B'reisheet: In the Beginning—The Very Beginning ~~ The first Torah portion—B'reisheet—is not only the beginning of the Torah and the rest of the Bible, but also an opportunity to think about what it means to read a sacred text.
Generations—Tol'dot ~~ The congregation celebrated the occasion of fourteen congregants reading from Torah as B'not Mitzvah. The portion they read was Tol'dot, which contained the challenging story of Isaac's blessing of Jacob. How should we understand a tale of blindness and trickery?
Looking for God in All the Right Places—a Note on a Biblical Theme ~~ In the Genesis story of Joseph, God is absent. What are we readers to learn from this, and what might it teach us about our own searches for the divine in our lives?
The Hanukah Haftarot ~~ Hanukah is an eight-day observance. As a result, it will always include one Shabbat, and occasionally two (when the holiday begins on a Friday night). The cycle of Torah readings is not disrupted, as it is with other Festivals (Sukkot, Passover, etc.), but a special prophetic reading (Haftarah) replaces the usual one. ~~ One Torah portion in particular, Mikketz, falls during Hanukah far more often than not. It's regular haftarah is therefore rarely read. December 2000 was one of those rare times. The next time will be in 2020!
Darkness & Light ~~ In 2002 and 2003, the first candle of Hanukah was a Friday evening, thus the holiday extended over two Sabbaths. This will happen four times in the decade (06 and 09), but then not again until 2026. The relatively rarely heard second Haftarah of Hanukah is compared and contrasted with the first Haftara.
On the Shabbat immediately preceding the holiday of Purim, a difficult and controversial haftara (prophet section) is read. The passage describes King Saul following a commandment from God (relayed through the prophet Samuel) and exterminating the entire people called the Amelekites. Saul, however, spares the King (Agag), and for this reason, God declares that he has forfeited the monarchy. This essay is a discussion of how we might best understand this apparently bloody and pitiless biblical reading.
Where Do We Go from Here? Jewish Thoughts on Afterlife (2004)

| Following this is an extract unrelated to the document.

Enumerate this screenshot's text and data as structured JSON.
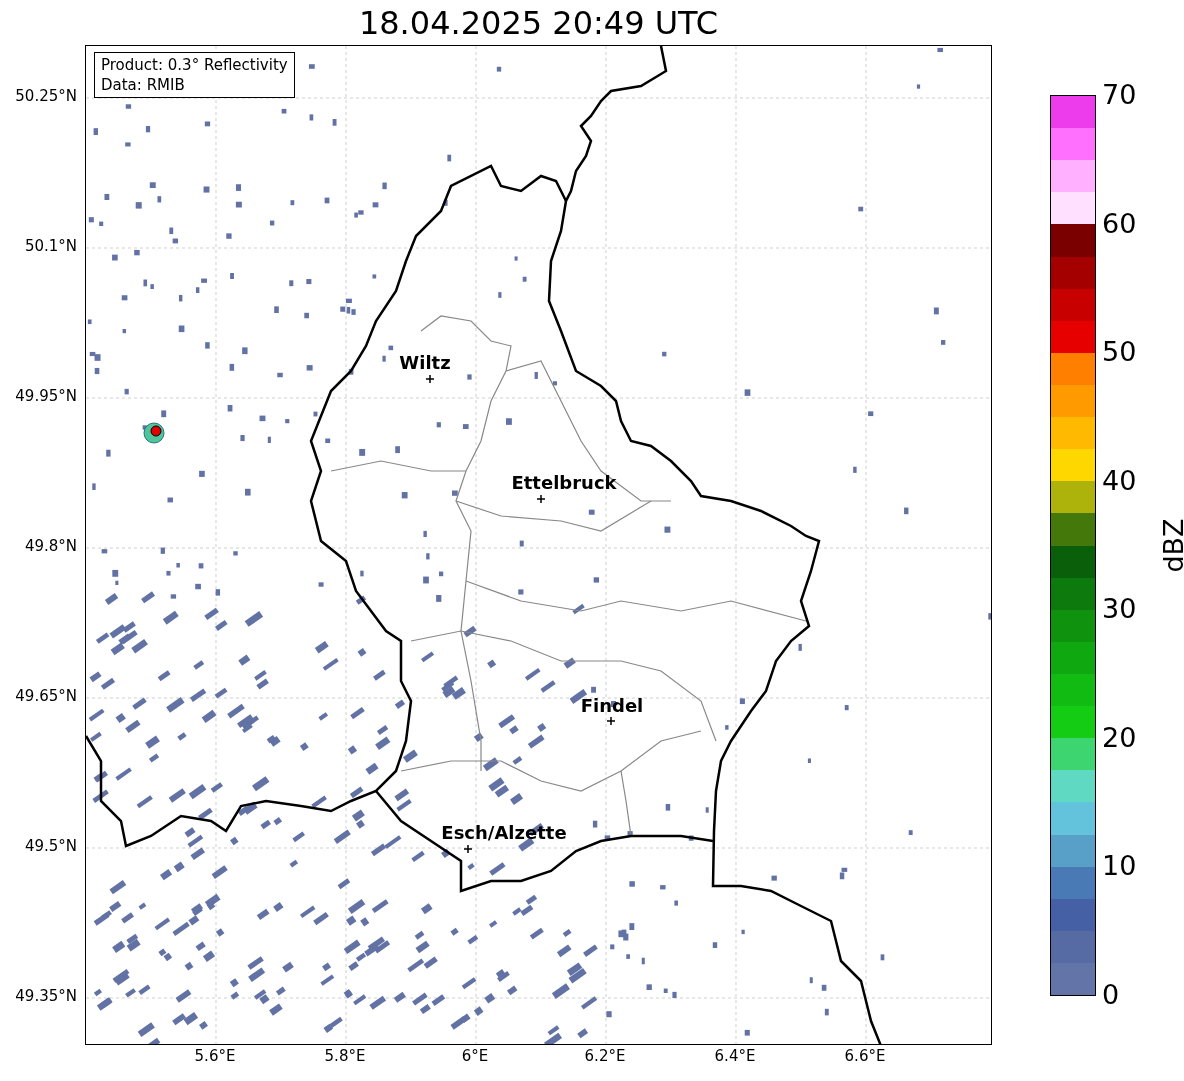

Cycle of the Jewish Year - Shabbat & Holidays

Lieberman's Shabbat ~~ When Senator Joseph Lieberman was chosen to be Al Gore's running mate in 2000, much was made of his traditional Jewish practice, particularly of his observance of Shabbat. Just what might keeping Shabbat have meant to him, and to us.

Israel and the Middle East - The Enduring Drama

Israel 2005—A Unilateral Withdrawal

Contemporary Jewish Issues

Jews in Contact with Others

On Being a Reform Jew